And maybe all of this is in some way related to the fact that Tango was born in physical isolation far from Rio de Janeiro and New York. Before the rise of the radio and TV, the poor of Buenos Aires needed some sort of art from to express their transplanted European but hybrid New World life and identity. Tango was the perfect mix and its isolation helped it establish its own framework, which like New York Jazz keeps transforming.
As Toronto and Montreal kept American spirits alive during the prohibition years of the depression, providing them with all the illegal alcohol that they could smuggle across the border, so did Jazz and big bands give their music to Canadian youth and thus preempted the development of a music that might have expressed Toronto in all its immigrant confusion. In the 1930s my parents would go the Palais Royal near the Exhibition grounds and dance to the big bands. What was good enough for New Yorkers was good enough for them. Nevertheless, it was Borges who summarized the history of the Tango in one sentence. In 1930 he wrote,
At the beginning it was an orgiastic mischief, today it is a way of walking.
This almost happened in the US with the recent bank meltdown but, Canadian banks held firm. No doubt, in Argentina, government corruption at high levels had much to do with the crisis. During one month after the beginning of the crisis, Argentina had five presidents.

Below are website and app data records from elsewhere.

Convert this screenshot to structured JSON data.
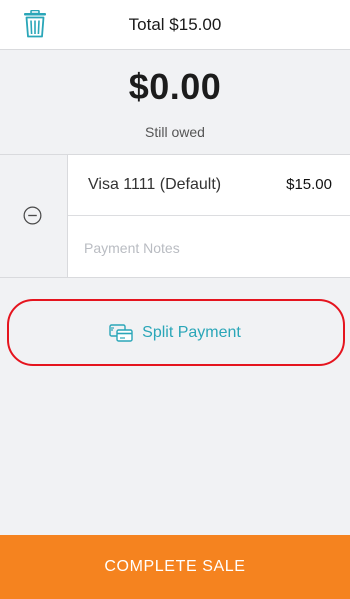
{
  "header": {
    "title": "Total $15.00",
    "delete_icon": "trash-icon"
  },
  "balance": {
    "amount": "$0.00",
    "caption": "Still owed"
  },
  "payment": {
    "remove_icon": "minus-circle-icon",
    "card_label": "Visa 1111 (Default)",
    "card_amount": "$15.00",
    "notes_placeholder": "Payment Notes",
    "notes_value": ""
  },
  "split": {
    "icon": "card-split-icon",
    "label": "Split Payment"
  },
  "footer": {
    "complete_label": "COMPLETE SALE"
  },
  "colors": {
    "accent_teal": "#2aa6b8",
    "complete_orange": "#f5831f",
    "highlight_red": "#e5141e"
  }
}
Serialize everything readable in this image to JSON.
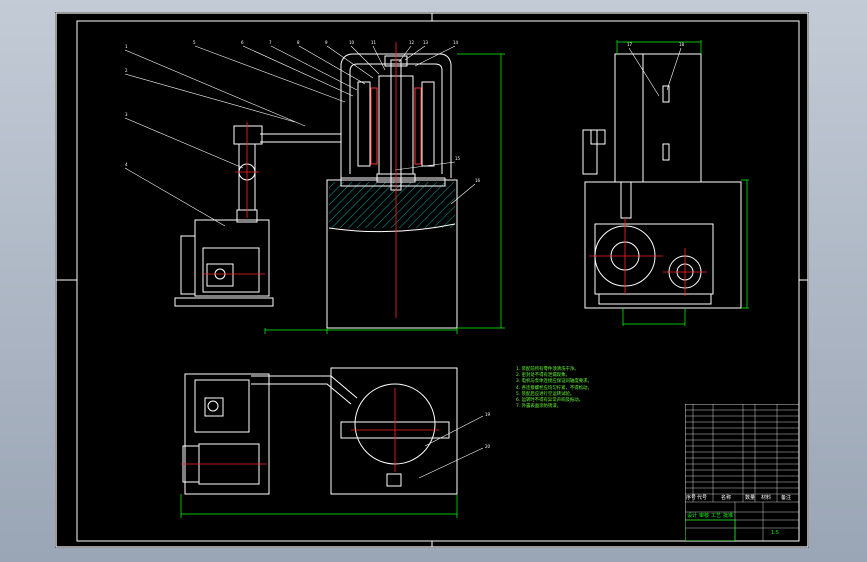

My friends explained to me that there are now five social classes in Argentina. There are the upper classes, a small group of well connected multi millionaires who still hold much of the economic and political power in the country. There is a large but threatened middle class that maintains the European standards of the country in the professions. There is a working class who struggle to make ends meet. There are the poor who can eat but can barely clothe themselves and there are the indigent who have difficulty finding food to eat.

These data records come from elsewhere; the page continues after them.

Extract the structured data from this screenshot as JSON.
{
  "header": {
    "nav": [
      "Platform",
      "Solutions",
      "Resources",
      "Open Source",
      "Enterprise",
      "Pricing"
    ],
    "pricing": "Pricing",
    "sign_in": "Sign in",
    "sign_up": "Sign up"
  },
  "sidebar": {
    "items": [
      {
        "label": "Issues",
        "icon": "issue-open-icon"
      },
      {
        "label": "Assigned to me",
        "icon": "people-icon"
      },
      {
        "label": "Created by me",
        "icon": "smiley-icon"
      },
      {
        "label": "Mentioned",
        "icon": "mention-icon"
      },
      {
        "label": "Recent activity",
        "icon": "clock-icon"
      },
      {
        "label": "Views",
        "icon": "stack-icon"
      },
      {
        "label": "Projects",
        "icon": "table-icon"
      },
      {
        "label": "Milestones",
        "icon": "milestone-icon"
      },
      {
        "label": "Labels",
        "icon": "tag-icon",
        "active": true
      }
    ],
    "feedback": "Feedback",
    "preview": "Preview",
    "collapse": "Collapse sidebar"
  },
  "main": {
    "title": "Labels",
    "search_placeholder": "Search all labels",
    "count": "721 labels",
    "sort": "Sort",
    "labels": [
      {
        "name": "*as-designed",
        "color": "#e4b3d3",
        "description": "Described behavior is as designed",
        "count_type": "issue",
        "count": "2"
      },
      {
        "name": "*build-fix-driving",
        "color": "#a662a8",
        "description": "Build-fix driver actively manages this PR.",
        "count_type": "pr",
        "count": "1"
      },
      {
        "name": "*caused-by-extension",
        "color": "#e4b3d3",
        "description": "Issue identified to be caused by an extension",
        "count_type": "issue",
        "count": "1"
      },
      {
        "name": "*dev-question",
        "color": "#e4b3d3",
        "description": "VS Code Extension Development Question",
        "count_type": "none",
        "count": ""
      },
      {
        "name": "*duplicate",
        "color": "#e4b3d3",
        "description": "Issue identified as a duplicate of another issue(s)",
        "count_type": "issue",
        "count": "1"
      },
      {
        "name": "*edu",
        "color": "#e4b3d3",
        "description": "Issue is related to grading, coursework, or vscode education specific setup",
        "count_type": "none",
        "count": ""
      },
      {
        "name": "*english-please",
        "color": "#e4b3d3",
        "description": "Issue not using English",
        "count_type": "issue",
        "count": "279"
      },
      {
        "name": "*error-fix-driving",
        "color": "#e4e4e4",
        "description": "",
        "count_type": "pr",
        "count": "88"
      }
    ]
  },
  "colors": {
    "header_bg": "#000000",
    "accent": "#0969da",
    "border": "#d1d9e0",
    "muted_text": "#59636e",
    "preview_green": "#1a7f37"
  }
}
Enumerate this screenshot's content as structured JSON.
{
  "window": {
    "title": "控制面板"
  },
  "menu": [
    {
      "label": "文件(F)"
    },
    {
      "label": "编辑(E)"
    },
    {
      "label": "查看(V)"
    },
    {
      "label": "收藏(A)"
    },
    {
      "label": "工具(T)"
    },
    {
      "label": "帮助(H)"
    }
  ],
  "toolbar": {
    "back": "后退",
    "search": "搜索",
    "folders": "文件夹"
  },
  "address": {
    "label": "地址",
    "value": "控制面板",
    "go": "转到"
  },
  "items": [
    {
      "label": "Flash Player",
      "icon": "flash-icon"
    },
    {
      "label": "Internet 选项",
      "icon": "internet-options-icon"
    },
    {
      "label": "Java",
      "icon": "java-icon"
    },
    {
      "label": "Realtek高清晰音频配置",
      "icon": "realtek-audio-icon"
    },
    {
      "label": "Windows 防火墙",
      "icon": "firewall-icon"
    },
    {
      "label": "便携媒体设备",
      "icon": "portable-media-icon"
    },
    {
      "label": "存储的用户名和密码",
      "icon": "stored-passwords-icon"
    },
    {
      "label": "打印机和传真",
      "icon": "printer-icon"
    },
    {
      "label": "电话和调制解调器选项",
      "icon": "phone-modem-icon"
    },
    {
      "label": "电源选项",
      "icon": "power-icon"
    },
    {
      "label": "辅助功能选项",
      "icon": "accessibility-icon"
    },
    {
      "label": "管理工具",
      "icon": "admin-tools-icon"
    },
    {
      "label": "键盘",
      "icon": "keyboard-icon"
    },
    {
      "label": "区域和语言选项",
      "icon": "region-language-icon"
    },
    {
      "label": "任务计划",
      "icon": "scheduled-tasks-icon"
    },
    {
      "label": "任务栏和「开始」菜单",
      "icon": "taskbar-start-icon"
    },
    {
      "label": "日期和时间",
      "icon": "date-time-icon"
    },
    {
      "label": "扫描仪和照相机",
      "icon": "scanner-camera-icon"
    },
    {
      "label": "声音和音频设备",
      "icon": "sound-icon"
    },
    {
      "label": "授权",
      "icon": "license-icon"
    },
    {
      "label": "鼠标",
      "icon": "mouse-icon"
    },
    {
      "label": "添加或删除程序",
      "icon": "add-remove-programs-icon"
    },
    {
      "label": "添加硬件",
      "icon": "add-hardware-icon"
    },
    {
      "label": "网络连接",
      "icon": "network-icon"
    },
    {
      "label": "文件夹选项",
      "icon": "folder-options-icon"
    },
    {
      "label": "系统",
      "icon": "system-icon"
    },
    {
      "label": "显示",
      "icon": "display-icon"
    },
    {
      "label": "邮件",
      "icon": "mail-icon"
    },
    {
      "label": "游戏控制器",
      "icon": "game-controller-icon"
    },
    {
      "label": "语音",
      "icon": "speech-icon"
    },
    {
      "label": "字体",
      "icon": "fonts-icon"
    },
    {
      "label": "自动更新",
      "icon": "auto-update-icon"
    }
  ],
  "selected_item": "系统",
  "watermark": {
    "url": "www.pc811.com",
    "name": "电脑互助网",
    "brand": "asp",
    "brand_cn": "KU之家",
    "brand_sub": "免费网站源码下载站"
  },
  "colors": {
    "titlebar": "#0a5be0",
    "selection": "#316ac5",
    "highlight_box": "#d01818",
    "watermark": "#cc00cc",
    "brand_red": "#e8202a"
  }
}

Psychoanalysis is one method that helps people integrate the disparate dimensions of the self in a turbulent social world. Its popularity can be explained by the fact that it is one way for Portenos to negotiate between the extreme and conflicted sensualism of the id filled world of the Tango, with its almost knee jerk blame defense mechanism, and the exaggerated and often unfair superego of Church and authoritarian politicians, who themselves most probably enter the church and politics after having experienced or practiced their methods as the children of, or the authoritarian heads of extended patriarchal families. Perhaps this is a core reason why so many people enter therapy. One can only hope that some of the new political leaders having been in analysis, will not model themselves on the caudillos, tyrants and demagogues of the past. Kirchner, despite the fact that he made his wife President after him, may be the first of a new breed.
On the other hand, an interest in Freud may simply be one way that Portenos mark themselves off as different from Argentineans who do not live in Buenos Aires. There is a world of difference between the city and the country here. It is hard to tell. No doubt who is and who is not ultimately happy or sad, is privileged and private information between therapist and analysand.

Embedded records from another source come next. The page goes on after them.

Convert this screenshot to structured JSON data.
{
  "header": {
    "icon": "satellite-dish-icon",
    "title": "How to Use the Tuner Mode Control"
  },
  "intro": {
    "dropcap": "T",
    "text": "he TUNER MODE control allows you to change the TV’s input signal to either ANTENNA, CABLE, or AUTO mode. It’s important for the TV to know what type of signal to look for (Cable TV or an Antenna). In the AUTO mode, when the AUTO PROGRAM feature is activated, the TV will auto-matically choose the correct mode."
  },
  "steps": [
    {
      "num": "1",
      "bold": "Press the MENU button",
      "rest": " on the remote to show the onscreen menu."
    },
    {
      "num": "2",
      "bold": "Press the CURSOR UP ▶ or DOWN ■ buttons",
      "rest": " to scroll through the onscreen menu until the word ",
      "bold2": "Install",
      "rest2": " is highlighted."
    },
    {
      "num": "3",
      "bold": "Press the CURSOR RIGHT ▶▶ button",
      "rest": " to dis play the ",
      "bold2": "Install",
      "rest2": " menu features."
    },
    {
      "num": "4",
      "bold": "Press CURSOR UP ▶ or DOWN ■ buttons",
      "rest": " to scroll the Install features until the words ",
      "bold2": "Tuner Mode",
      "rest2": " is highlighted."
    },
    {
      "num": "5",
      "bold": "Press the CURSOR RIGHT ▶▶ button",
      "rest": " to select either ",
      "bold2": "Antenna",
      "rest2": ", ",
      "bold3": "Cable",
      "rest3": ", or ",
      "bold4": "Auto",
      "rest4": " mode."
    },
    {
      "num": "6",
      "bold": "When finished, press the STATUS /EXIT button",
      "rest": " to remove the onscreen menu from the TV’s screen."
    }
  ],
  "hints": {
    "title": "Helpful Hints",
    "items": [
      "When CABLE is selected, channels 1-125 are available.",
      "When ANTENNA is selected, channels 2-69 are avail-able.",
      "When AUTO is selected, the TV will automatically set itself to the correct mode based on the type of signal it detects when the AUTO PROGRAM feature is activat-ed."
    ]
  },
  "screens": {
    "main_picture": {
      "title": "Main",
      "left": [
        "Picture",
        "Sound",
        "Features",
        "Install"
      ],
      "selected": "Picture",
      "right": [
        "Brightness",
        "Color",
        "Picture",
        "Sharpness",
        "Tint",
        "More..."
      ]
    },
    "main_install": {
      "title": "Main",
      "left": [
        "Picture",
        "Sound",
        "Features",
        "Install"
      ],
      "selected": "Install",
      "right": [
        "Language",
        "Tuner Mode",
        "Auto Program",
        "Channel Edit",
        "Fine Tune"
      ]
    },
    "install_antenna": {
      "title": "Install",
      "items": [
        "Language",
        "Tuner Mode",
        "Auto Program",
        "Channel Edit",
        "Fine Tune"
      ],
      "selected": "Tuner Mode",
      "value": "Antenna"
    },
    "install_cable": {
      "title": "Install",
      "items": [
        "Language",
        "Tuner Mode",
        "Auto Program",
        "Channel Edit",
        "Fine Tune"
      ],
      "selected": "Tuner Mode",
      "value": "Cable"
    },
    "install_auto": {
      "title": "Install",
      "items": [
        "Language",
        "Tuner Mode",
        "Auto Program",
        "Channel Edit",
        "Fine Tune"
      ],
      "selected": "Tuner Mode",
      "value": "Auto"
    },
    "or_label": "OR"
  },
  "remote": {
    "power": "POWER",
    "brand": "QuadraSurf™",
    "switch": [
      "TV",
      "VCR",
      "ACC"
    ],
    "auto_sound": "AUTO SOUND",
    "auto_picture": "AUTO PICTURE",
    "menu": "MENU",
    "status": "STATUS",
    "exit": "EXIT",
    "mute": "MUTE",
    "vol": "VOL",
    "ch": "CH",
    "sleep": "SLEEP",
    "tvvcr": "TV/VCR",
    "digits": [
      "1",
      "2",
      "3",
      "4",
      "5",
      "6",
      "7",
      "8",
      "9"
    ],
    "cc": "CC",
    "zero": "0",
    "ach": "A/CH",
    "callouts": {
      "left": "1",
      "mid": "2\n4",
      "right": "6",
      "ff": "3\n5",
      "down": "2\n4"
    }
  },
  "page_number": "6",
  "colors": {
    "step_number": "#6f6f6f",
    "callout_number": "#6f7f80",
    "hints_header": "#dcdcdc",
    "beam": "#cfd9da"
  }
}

It is a beautiful day and I decide to take a walk in the botanical gardens and re-read Borges classic short story The Aleph. Everywhere I go there are 19th century marble statues surrounded by water and fountains with bronze sculptures. I could just as well be in Paris. I watch young lovers embracing under trees on wide benches, grandparents walking their grandchildren to the swings and various and sundry Portenos escaping the noise of the city for a few moments quiet.

Geoffrey Clarfield is an Anthropologist at large.

To comment on this article, please click


If you have enjoyed this article and would like to read more by Geoffrey Clarfield, please click here.